Work required » Below are the records. List every line holding the word "GanttChart".

Dataset records »
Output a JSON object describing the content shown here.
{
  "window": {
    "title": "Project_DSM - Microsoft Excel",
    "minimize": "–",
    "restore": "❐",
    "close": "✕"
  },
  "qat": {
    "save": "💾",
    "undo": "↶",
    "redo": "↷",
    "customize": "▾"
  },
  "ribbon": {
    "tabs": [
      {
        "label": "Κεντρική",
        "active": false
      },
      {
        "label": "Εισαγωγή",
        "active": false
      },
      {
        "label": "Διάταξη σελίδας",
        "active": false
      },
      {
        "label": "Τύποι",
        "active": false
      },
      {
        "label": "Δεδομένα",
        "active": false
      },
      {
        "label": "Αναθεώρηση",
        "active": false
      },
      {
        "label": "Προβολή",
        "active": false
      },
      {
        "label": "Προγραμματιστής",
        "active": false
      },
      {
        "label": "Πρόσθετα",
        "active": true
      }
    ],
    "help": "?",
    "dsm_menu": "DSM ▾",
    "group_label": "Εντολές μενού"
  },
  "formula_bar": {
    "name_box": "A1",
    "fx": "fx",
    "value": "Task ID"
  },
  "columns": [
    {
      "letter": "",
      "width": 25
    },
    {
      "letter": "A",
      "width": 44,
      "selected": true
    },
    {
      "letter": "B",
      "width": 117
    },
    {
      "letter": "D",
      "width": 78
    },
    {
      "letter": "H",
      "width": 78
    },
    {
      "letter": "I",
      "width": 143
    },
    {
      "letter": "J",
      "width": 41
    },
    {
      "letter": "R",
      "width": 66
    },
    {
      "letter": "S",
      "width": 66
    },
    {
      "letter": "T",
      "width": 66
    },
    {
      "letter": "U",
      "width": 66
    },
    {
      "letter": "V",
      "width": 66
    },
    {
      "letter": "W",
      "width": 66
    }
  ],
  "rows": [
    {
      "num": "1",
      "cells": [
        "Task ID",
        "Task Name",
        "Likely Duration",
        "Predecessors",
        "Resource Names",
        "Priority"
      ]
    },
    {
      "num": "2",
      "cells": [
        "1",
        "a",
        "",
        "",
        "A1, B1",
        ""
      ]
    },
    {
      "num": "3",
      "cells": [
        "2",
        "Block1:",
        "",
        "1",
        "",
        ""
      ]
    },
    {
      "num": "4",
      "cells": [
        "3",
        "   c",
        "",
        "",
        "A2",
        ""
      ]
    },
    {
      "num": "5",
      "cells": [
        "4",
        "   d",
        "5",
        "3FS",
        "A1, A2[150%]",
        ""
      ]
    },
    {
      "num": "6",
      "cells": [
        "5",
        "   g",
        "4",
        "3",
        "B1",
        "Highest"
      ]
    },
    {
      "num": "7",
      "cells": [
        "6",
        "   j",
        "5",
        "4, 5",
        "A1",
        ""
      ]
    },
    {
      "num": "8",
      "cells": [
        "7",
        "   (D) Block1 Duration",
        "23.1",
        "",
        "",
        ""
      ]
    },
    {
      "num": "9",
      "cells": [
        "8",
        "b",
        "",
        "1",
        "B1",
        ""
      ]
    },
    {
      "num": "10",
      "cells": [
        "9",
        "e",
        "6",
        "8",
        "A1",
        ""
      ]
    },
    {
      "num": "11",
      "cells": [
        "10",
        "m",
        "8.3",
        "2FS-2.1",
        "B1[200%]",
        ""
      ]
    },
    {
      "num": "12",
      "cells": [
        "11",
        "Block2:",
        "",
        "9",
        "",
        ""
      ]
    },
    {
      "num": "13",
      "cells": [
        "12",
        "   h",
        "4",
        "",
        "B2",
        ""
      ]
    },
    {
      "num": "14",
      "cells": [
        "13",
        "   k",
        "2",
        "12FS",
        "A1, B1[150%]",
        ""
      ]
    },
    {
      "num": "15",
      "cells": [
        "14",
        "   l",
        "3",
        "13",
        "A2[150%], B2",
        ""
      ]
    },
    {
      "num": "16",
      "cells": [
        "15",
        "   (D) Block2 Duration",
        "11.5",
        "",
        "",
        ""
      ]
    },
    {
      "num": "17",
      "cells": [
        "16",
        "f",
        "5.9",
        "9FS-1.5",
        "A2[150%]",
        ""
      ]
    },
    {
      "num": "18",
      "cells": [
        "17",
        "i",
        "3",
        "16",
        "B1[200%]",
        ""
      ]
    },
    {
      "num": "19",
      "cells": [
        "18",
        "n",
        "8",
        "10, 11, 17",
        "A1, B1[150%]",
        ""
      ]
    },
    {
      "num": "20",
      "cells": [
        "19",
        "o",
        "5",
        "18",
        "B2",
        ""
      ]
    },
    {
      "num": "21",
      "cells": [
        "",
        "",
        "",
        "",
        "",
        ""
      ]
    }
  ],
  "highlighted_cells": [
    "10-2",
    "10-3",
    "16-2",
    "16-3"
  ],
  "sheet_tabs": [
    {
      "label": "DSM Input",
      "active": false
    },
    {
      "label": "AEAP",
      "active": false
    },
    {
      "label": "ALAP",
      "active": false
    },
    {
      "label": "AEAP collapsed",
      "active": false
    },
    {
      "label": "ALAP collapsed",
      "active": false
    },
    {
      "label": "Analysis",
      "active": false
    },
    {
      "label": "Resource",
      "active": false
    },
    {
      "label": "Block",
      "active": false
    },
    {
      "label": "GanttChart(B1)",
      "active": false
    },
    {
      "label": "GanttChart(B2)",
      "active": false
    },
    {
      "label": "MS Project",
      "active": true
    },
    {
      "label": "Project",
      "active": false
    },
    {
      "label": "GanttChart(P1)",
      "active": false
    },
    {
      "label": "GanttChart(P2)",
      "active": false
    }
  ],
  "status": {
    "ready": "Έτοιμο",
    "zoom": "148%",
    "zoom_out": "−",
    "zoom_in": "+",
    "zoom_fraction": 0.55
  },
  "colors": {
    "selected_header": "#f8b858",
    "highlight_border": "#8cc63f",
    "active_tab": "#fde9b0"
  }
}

Exercise output »
      "label": "GanttChart(B1)",
      "label": "GanttChart(B2)",
      "label": "GanttChart(P1)",
      "label": "GanttChart(P2)",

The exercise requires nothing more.